The only product that got even close to matching these targets was the Play Dress. We kept our price for the Play Dress at $48.50 to leave open the option of doing some wholesale orders. We wanted to pound the pavement a bit, talk to local boutique owners, and put more thought into the possibility of wholesale before ruling it out altogether.
We did that. Then we thought about all the considerations above. We sent out a survey and 45% of you thought our prices are just right (particularly those of you who have purchased from us and have seen the quality of the dresses), and 55% thought our prices are too high. (see survey results below)
And we thought about that feedback, too.
And we decided that the benefits of selling directly to customers, including being able to lower the prices on the Play Dresses, outweighed the potential benefits of pursuing wholesale accounts at this point in the life of our business.
So our Play Dresses are now $39, instead of $48.50. We feel really good about this decision, and we hope you do, too.
Appendix A: The Busy Dresses
Throughout all of this, you might be wondering: What about the Busy Dresses? Can you lower the price on those, too?

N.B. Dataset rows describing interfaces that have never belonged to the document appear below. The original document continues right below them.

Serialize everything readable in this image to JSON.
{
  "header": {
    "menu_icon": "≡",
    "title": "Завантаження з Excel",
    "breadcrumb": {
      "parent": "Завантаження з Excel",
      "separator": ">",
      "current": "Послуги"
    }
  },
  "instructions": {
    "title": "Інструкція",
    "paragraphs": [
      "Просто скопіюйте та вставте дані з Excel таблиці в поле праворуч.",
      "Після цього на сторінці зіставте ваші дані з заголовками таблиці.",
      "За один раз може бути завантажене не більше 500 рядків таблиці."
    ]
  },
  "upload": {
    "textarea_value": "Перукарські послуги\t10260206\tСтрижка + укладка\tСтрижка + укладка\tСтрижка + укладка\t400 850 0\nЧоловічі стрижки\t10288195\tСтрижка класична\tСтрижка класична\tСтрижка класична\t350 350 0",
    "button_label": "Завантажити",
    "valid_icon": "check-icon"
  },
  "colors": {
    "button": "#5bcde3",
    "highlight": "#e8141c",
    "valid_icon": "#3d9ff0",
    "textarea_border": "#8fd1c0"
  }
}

The answer is that the Busy Dresses are already priced at halfof what their standard retail price should be. Just barely hitting wholesale prices.
With 8 - 10 individual panels for each dress that have to be cut separately and carefully sewn on (a process that involves folding down the edges by 2 millimeters to create a smooth, neat seam), along with the pockets, and applique vehicles at the ends of the sash, this dress is incredibly labor intensive for the fantastic seamstresses who sew for our factory, Sew Precise, in Chicago, Illinois. We’ve already begun to rethink the dress to lower the production costs, but for now, the price will stay where it is at $79 - expertly, ethically made here in the USA.